Okay – stop what you’re doing and get your hands on a copy of this book, because it’s easily one of the best I’ve read this year. The old, suspicious anti-hero at the centre of this novel can’t put his finger on why he’s suddenly possessed with the urge to get a dog, but once united, the two prove oddly and inseparably similar – wounded and muddling along as best they can.

All the Birds, Singing / Evie Wyld
The best way to describe this novel is as a weird one. Sheep? Sex workers? Australia? Arson? Mysterious beasts ripping apart lambs?

The Mirror World of Melody Black / Gavin Extence
The back cover makes this sound like a fun and unsettling romp through parallel worlds, but the truth is this novel is a beautifully frank look at the inside of mental illness.

The Saga of the Swamp Thing / Alan Moore (et al)
I’ve read four of the six volumes which chronicle this version of the Swamp Thing, and even though I’m not generally a graphic novel / comic sort of person, I weirdly and truly dig the trials and tribulations of this unlikely, plant-based superhero.
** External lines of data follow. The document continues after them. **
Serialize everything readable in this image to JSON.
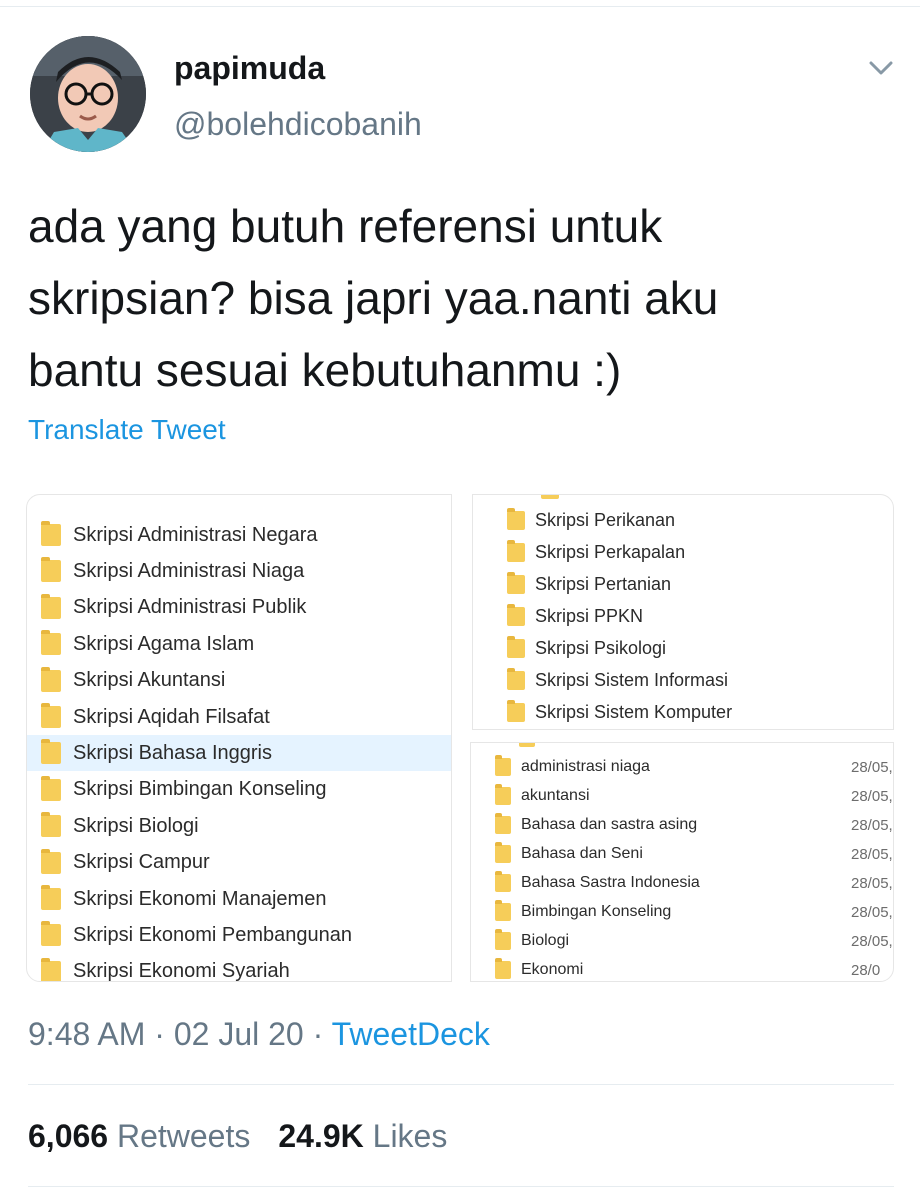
{
  "tweet": {
    "display_name": "papimuda",
    "handle": "@bolehdicobanih",
    "text_lines": [
      "ada yang butuh referensi untuk",
      "skripsian? bisa japri yaa.nanti aku",
      "bantu sesuai kebutuhanmu :)"
    ],
    "translate_label": "Translate Tweet",
    "time": "9:48 AM",
    "separator": " · ",
    "date": "02 Jul 20",
    "source": "TweetDeck",
    "retweets_count": "6,066",
    "retweets_label": "Retweets",
    "likes_count": "24.9K",
    "likes_label": "Likes"
  },
  "media": {
    "left_folders": [
      "Skripsi Administrasi Negara",
      "Skripsi Administrasi Niaga",
      "Skripsi Administrasi Publik",
      "Skripsi Agama Islam",
      "Skripsi Akuntansi",
      "Skripsi Aqidah Filsafat",
      "Skripsi Bahasa Inggris",
      "Skripsi Bimbingan Konseling",
      "Skripsi Biologi",
      "Skripsi Campur",
      "Skripsi Ekonomi Manajemen",
      "Skripsi Ekonomi Pembangunan",
      "Skripsi Ekonomi Syariah"
    ],
    "left_selected_index": 6,
    "right_top_folders": [
      "Skripsi Perikanan",
      "Skripsi Perkapalan",
      "Skripsi Pertanian",
      "Skripsi PPKN",
      "Skripsi Psikologi",
      "Skripsi Sistem Informasi",
      "Skripsi Sistem Komputer"
    ],
    "right_bottom_folders": [
      {
        "name": "administrasi niaga",
        "date": "28/05,"
      },
      {
        "name": "akuntansi",
        "date": "28/05,"
      },
      {
        "name": "Bahasa dan sastra asing",
        "date": "28/05,"
      },
      {
        "name": "Bahasa dan Seni",
        "date": "28/05,"
      },
      {
        "name": "Bahasa Sastra Indonesia",
        "date": "28/05,"
      },
      {
        "name": "Bimbingan Konseling",
        "date": "28/05,"
      },
      {
        "name": "Biologi",
        "date": "28/05,"
      },
      {
        "name": "Ekonomi",
        "date": "28/0"
      }
    ]
  },
  "colors": {
    "link": "#1b95e0",
    "secondary_text": "#657786",
    "folder": "#f6cd59",
    "selection": "#e5f3ff"
  },
  "icons": {
    "avatar": "cartoon-avatar-with-glasses",
    "caret": "chevron-down-icon",
    "folder": "folder-icon"
  }
}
Apocalypse! History! Memory!

A Complicated Kindness / Miriam Toews
A Mennonite girl in small-town Canada slowly and surely comes to grips (or else to no grips at all) with the fact that her gentle religion has torn (and continues to tear) her family apart. (It sounds inane but it’s not. It’s brilliant, and heartbreaking, and clever, and hilarious.)

 

So there you have it – that was how I spent my May. What have you read this past month that you loved / hated / felt unmoved by? Is there anything on my list you want to hear more about? Let’s chat!